Carter Phillips, a Supreme Court veteran and the D.C.–based chair of Sidley Austin, said by email that Sidley partners who conduct moots—something he says he never does—can rely on colleagues not assigned to a case to road-test their arguments.

"So I think it very unlikely that we would use them," Phillips says. "Obviously, clients might have a different take, but since we have very experienced appellate lawyers in the firm and we can cover all the circuits and the Supreme Court with multiple former clerks, it is pretty unlikely our clients would prefer to go outside the firm." (Davidson notes that even when firms rely on their own lawyers to fulfill a moot court function, the client still incurs a charge for the time spent.)

Julie Lewis, the deputy general counsel for litigation at medical imaging company Carestream, says that while it sounds like "an excellent idea," she doesn't think it would be worth the price for anything less than the most important appeals, or if the lawyers handling the appeal came from out of state and wanted venue-specific expertise that Davis, Lacovara, and Davidson might be able to provide. "Larger law firms are already doing that and are capable of doing that," she says of the moot process.

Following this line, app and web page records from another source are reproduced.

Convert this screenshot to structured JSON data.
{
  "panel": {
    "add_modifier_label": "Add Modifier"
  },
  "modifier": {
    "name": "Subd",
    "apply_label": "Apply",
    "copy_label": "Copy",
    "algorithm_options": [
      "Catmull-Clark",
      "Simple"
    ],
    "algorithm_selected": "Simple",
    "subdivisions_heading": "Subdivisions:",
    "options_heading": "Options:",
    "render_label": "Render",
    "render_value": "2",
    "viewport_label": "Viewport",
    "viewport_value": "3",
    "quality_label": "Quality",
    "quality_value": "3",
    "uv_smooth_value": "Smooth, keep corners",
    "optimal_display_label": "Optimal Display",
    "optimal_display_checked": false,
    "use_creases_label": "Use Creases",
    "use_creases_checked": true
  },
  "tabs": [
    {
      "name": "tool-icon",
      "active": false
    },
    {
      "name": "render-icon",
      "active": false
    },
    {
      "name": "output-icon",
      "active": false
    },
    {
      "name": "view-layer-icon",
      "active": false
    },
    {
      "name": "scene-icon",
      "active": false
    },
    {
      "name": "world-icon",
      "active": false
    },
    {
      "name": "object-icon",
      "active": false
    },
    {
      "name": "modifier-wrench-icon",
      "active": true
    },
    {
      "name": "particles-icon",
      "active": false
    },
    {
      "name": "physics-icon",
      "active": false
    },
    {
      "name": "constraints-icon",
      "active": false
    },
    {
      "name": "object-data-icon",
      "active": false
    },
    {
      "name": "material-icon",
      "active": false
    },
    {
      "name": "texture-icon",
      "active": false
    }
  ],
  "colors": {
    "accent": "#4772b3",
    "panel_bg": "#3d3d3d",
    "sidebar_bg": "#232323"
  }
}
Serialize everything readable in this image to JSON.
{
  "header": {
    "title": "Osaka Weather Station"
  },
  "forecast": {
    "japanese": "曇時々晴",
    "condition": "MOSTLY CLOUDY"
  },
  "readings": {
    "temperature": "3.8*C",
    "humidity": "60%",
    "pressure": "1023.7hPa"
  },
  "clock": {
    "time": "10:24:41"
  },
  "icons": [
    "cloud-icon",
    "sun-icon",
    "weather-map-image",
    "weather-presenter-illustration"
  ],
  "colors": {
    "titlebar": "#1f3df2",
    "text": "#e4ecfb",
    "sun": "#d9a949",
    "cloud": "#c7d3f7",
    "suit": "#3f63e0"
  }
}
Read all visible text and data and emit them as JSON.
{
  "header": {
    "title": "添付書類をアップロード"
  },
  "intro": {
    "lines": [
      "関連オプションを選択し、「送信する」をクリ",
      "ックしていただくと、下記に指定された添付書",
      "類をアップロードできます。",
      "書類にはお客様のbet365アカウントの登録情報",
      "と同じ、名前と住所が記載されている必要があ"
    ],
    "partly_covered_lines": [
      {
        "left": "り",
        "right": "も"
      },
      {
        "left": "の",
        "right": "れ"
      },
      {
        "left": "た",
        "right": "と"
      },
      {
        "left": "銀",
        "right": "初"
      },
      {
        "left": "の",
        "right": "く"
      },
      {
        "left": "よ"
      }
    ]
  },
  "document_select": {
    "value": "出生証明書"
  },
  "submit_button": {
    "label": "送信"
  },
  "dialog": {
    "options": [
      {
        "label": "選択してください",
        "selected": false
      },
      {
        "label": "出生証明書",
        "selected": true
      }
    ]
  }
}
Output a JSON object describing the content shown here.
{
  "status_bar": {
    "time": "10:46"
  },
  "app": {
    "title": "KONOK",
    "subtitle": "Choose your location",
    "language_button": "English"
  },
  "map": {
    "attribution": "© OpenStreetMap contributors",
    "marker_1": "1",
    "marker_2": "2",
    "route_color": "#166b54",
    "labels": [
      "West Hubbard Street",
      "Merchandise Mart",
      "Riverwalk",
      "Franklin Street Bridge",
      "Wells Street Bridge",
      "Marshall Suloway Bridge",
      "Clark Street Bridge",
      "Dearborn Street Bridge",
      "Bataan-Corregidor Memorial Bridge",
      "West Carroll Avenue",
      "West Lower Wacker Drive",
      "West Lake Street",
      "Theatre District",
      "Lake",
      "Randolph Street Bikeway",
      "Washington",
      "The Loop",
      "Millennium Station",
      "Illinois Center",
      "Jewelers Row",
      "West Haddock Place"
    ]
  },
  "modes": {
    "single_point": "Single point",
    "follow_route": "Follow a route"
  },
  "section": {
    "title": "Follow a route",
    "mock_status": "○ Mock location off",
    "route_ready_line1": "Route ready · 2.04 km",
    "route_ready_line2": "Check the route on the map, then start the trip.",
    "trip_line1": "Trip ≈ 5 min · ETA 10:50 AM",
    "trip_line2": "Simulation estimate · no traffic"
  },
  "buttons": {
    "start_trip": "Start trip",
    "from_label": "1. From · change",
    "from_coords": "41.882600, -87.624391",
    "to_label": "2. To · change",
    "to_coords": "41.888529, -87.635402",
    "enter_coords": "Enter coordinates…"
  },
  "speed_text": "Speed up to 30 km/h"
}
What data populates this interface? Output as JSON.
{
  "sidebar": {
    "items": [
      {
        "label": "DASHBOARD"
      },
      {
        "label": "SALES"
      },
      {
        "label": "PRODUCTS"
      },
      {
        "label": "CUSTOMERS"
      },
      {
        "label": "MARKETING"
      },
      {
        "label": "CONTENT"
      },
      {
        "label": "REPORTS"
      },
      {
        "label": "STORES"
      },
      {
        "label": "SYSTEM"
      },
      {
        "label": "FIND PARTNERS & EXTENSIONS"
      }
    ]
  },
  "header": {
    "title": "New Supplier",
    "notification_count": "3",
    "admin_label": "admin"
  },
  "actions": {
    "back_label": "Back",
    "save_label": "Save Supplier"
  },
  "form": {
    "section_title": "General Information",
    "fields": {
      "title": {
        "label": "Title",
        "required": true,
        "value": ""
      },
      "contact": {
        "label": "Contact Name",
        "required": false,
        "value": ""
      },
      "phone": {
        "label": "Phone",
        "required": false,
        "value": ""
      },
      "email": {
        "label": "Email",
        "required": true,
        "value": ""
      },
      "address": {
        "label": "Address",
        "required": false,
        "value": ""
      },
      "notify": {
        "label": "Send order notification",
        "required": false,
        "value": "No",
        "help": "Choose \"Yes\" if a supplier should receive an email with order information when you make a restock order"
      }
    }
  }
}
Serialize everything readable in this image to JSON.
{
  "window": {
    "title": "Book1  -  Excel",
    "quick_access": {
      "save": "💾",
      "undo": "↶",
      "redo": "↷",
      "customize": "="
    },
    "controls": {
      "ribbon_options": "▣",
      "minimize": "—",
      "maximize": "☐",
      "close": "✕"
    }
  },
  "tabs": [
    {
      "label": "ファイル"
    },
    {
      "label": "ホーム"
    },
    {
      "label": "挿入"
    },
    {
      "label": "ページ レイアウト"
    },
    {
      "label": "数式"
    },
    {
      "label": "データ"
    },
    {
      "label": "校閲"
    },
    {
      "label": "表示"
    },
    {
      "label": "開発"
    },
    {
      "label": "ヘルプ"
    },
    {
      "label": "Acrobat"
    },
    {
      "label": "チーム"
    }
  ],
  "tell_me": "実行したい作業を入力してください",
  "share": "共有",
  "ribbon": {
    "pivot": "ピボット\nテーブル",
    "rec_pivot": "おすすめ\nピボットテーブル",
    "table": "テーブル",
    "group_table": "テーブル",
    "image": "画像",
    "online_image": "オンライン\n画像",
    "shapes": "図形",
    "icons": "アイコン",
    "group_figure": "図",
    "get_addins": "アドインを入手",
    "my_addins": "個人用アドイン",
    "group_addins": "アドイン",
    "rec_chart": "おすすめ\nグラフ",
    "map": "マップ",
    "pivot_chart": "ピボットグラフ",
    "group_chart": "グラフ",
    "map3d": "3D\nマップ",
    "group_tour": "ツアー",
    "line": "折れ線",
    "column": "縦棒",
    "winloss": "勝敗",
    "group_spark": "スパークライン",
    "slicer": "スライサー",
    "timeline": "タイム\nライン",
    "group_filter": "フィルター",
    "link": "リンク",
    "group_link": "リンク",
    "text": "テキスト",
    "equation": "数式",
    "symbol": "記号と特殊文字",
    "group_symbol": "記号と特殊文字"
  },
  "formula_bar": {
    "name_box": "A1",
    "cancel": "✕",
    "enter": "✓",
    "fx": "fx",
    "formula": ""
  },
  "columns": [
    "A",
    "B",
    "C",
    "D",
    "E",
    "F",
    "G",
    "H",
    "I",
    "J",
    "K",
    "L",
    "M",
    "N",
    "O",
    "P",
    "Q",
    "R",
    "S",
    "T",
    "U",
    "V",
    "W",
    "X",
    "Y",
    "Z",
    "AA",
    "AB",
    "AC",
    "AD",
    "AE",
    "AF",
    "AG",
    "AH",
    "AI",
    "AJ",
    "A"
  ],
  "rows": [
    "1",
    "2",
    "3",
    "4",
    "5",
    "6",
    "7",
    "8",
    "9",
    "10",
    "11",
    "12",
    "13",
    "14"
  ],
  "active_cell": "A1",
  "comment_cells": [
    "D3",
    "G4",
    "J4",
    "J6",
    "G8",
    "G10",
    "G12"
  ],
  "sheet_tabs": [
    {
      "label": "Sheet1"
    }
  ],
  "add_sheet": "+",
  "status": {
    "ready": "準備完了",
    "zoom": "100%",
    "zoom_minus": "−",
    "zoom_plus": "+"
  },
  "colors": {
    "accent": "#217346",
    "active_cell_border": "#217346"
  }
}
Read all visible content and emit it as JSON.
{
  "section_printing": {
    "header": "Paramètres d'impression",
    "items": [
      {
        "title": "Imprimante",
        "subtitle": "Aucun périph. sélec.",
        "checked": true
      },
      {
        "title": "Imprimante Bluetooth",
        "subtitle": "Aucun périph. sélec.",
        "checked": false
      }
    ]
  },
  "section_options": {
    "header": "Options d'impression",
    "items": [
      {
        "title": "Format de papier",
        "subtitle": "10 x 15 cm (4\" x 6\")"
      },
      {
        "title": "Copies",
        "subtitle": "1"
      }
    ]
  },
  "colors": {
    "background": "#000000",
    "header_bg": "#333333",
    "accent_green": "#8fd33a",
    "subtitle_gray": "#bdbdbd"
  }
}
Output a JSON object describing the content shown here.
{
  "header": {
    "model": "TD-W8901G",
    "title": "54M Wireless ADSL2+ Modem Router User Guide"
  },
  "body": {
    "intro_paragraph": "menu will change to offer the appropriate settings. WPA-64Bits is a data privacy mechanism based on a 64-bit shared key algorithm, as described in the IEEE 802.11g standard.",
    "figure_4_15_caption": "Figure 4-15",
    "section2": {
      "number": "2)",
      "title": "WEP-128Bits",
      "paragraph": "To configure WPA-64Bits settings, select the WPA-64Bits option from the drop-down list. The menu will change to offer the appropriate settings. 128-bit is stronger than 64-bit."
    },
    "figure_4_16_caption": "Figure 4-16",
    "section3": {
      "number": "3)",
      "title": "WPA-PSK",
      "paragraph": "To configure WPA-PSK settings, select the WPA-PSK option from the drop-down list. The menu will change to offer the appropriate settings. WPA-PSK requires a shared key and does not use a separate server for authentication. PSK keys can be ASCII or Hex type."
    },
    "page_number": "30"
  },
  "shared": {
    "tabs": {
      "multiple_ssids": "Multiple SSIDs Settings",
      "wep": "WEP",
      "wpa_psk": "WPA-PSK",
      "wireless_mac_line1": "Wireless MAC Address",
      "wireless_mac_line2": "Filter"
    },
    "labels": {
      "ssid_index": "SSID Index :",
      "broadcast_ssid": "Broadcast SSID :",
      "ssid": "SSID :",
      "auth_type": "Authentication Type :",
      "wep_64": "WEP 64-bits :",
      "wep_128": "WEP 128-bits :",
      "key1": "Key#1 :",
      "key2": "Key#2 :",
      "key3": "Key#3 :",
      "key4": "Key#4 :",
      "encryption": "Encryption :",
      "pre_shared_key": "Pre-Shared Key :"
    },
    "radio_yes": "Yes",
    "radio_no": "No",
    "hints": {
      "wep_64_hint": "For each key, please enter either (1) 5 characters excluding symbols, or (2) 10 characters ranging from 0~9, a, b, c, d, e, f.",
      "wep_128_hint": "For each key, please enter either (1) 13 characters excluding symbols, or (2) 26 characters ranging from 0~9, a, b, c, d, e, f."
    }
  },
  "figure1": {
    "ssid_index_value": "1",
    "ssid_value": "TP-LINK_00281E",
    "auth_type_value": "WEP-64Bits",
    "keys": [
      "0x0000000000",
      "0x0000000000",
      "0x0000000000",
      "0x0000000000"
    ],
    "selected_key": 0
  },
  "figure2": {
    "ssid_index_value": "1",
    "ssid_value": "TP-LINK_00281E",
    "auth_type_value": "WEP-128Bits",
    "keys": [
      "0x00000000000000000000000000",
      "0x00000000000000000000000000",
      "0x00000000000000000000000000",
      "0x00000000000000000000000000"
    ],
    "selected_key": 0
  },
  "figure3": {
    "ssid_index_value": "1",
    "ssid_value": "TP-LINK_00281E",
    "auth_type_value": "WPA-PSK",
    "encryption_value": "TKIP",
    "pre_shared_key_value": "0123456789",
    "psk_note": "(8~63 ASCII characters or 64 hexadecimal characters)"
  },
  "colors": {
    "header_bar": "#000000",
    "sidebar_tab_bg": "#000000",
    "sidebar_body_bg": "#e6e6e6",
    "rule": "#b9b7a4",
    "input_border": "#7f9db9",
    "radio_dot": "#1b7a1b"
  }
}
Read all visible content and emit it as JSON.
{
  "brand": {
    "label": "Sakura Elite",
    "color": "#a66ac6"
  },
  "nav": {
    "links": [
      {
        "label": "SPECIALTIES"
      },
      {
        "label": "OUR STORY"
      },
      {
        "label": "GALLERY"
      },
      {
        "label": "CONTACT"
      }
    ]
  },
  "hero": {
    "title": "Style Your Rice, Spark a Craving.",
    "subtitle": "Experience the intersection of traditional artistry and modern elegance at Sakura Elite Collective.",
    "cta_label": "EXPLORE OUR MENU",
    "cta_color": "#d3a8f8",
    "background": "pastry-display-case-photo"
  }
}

In-house lawyer Duane Holloway, who oversees litigation as a vice president and chief counsel at Caesars Entertainment, says he'd consider hiring the group "if they were the right three lawyers" to help his team prepare for a major case. Holloway adds that he sometimes hires retired judges to serve in a similar function.

For now, the business is in its early stages. Brochures have been printed and a website launched, and the trio is starting to solicit potential customers. All three lawyers acknowledge that they don't yet know how the market will respond or whether they've priced their service appropriately.

What they believe they do know is that for even the most seasoned lawyers, preparation is paramount.

"I wouldn’t go so far as to say it's malpractice not to do a moot court," says Davis, "but I do think it makes a whole lot of sense."